BOSTON >> An advocacy organization for people with disabilities has released a report alleging a school for children and young adults with psychiatric issues has failed to prevent and properly respond to student suicide attempts and other acts of self-harm.
The Disability Law Center's report on the Chamberlain International School in Middleboro, released on Monday, says the school also has failed to investigate and stop bullying and says some staff members have verbally harassed students.
The school's chief administrative officer, Sarah Norfleet, said the investigation by the law center was "designed to discredit and defame the school and put it out of business."
"The idea that our school is neglectful and abusive is in complete contrast to the experience of the vast majority of our students and parents," Norfleet said.
Chamberlain has been operating since 1976 as a nonprofit day and residential private school serving about 100 students with educational and psychiatric needs.
The law center, in its report, said it interviewed current and former students, parents and school staff during a 15-month investigation. It cited seven students who had attempted to kill or harm themselves, including one student who ingested bleach and others who found broken glass and other sharp objects to cut themselves.
Lawyer Eric MacLeish, who represents the school, said many of the students expressed suicidal thoughts and had multiple psychiatric hospitalizations before arriving there.
"Virtually all of these kids have showed suicidal ideation before going to Chamberlain," he said. "What this school does is provide a therapeutic community for them and turns them around."
Chamberlain is licensed by the state Department of Elementary and Secondary Education and the Department of Early Education and Care. In a joint statement issued Monday, those agencies said they required Chamberlain to take corrective action "in instances where it was found to be out of compliance with regulations or policies." They said the school's approval status and group care licenses are in good standing.
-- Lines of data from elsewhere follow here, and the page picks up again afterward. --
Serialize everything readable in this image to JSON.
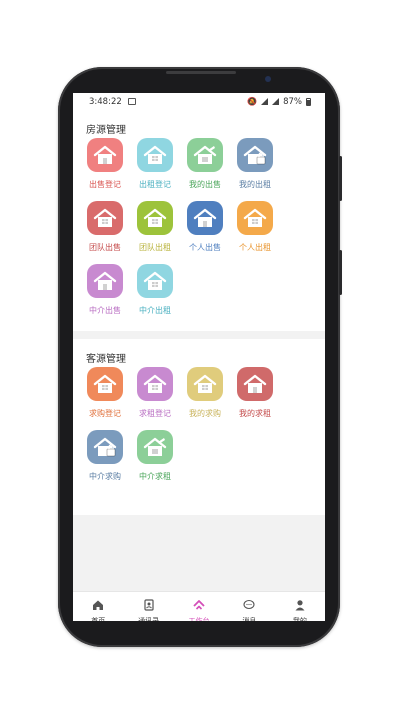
{
  "status_bar": {
    "time": "3:48:22",
    "battery": "87%"
  },
  "sections": [
    {
      "title": "房源管理",
      "items": [
        {
          "label": "出售登记",
          "color": "#f08080",
          "text_color": "#d9534f",
          "icon": "house-icon"
        },
        {
          "label": "出租登记",
          "color": "#8fd6e1",
          "text_color": "#4ab0c0",
          "icon": "house-window-icon"
        },
        {
          "label": "我的出售",
          "color": "#8ccf98",
          "text_color": "#4aa55a",
          "icon": "house-edit-icon"
        },
        {
          "label": "我的出租",
          "color": "#7b9bbd",
          "text_color": "#5a7da3",
          "icon": "house-lock-icon"
        },
        {
          "label": "团队出售",
          "color": "#d96b6b",
          "text_color": "#c44a4a",
          "icon": "house-window-icon"
        },
        {
          "label": "团队出租",
          "color": "#9dc33b",
          "text_color": "#b8b23a",
          "icon": "house-window-icon"
        },
        {
          "label": "个人出售",
          "color": "#4f7fbf",
          "text_color": "#4f7fbf",
          "icon": "house-icon"
        },
        {
          "label": "个人出租",
          "color": "#f4a94a",
          "text_color": "#e8932b",
          "icon": "house-window-icon"
        },
        {
          "label": "中介出售",
          "color": "#c88ad0",
          "text_color": "#b86cc2",
          "icon": "house-icon"
        },
        {
          "label": "中介出租",
          "color": "#8fd6e1",
          "text_color": "#4ab0c0",
          "icon": "house-window-icon"
        }
      ]
    },
    {
      "title": "客源管理",
      "items": [
        {
          "label": "求购登记",
          "color": "#f0895a",
          "text_color": "#e06f3a",
          "icon": "house-window-icon"
        },
        {
          "label": "求租登记",
          "color": "#c88ad0",
          "text_color": "#b86cc2",
          "icon": "house-window-icon"
        },
        {
          "label": "我的求购",
          "color": "#e0cc7c",
          "text_color": "#c9b35a",
          "icon": "house-window-icon"
        },
        {
          "label": "我的求租",
          "color": "#d06a6a",
          "text_color": "#c44a4a",
          "icon": "house-icon"
        },
        {
          "label": "中介求购",
          "color": "#7b9bbd",
          "text_color": "#5a7da3",
          "icon": "house-lock-icon"
        },
        {
          "label": "中介求租",
          "color": "#8ccf98",
          "text_color": "#4aa55a",
          "icon": "house-edit-icon"
        }
      ]
    }
  ],
  "tabs": [
    {
      "label": "首页",
      "icon": "home-icon",
      "active": false
    },
    {
      "label": "通讯录",
      "icon": "contacts-icon",
      "active": false
    },
    {
      "label": "工作台",
      "icon": "workbench-icon",
      "active": true
    },
    {
      "label": "消息",
      "icon": "message-icon",
      "active": false
    },
    {
      "label": "我的",
      "icon": "person-icon",
      "active": false
    }
  ],
  "colors": {
    "accent": "#d44fb9",
    "background": "#f2f2f2"
  }
}
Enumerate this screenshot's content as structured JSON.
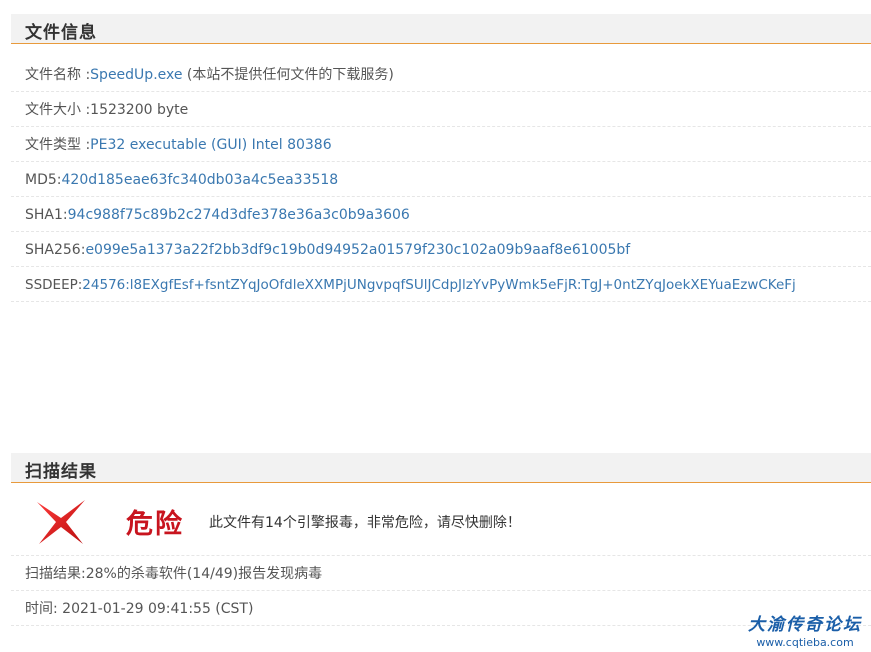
{
  "file_info": {
    "title": "文件信息",
    "rows": [
      {
        "label": "文件名称",
        "sep": " :",
        "value": "SpeedUp.exe",
        "note": "  (本站不提供任何文件的下载服务)"
      },
      {
        "label": "文件大小",
        "sep": " :",
        "value": "1523200 byte"
      },
      {
        "label": "文件类型",
        "sep": " :",
        "value": "PE32 executable (GUI) Intel 80386"
      },
      {
        "label": "MD5",
        "sep": ":",
        "value": "420d185eae63fc340db03a4c5ea33518"
      },
      {
        "label": "SHA1",
        "sep": ":",
        "value": "94c988f75c89b2c274d3dfe378e36a3c0b9a3606"
      },
      {
        "label": "SHA256",
        "sep": ":",
        "value": "e099e5a1373a22f2bb3df9c19b0d94952a01579f230c102a09b9aaf8e61005bf"
      },
      {
        "label": "SSDEEP",
        "sep": ":",
        "value": "24576:l8EXgfEsf+fsntZYqJoOfdleXXMPjUNgvpqfSUlJCdpJlzYvPyWmk5eFjR:TgJ+0ntZYqJoekXEYuaEzwCKeFj"
      }
    ]
  },
  "scan_result": {
    "title": "扫描结果",
    "danger_label": "危险",
    "danger_description": "此文件有14个引擎报毒，非常危险，请尽快删除！",
    "result_label": "扫描结果",
    "result_value": ":28%的杀毒软件(14/49)报告发现病毒",
    "time_label": "时间",
    "time_value": ": 2021-01-29 09:41:55 (CST)"
  },
  "watermark": {
    "title": "大渝传奇论坛",
    "url": "www.cqtieba.com"
  },
  "colors": {
    "accent_line": "#e89a3c",
    "link_value": "#3a78b0",
    "danger": "#c8141e",
    "watermark": "#1a5ea8"
  },
  "icons": [
    "red-x-icon"
  ]
}
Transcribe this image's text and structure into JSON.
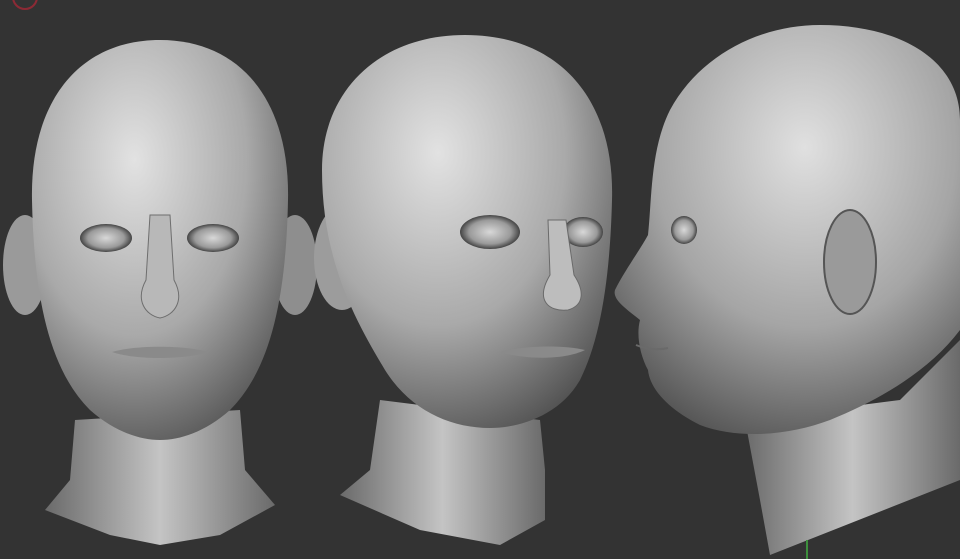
{
  "viewport": {
    "background_color": "#333333",
    "model_color": "#b4b4b4",
    "gizmo_color": "#8c2a35",
    "axis_color": "#3c8f3c"
  },
  "views": [
    {
      "name": "front"
    },
    {
      "name": "three-quarter"
    },
    {
      "name": "profile"
    }
  ],
  "icons": [
    "rotation-gizmo-icon",
    "y-axis-line-icon"
  ]
}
The agencies said their staff will continue to review the law center's report.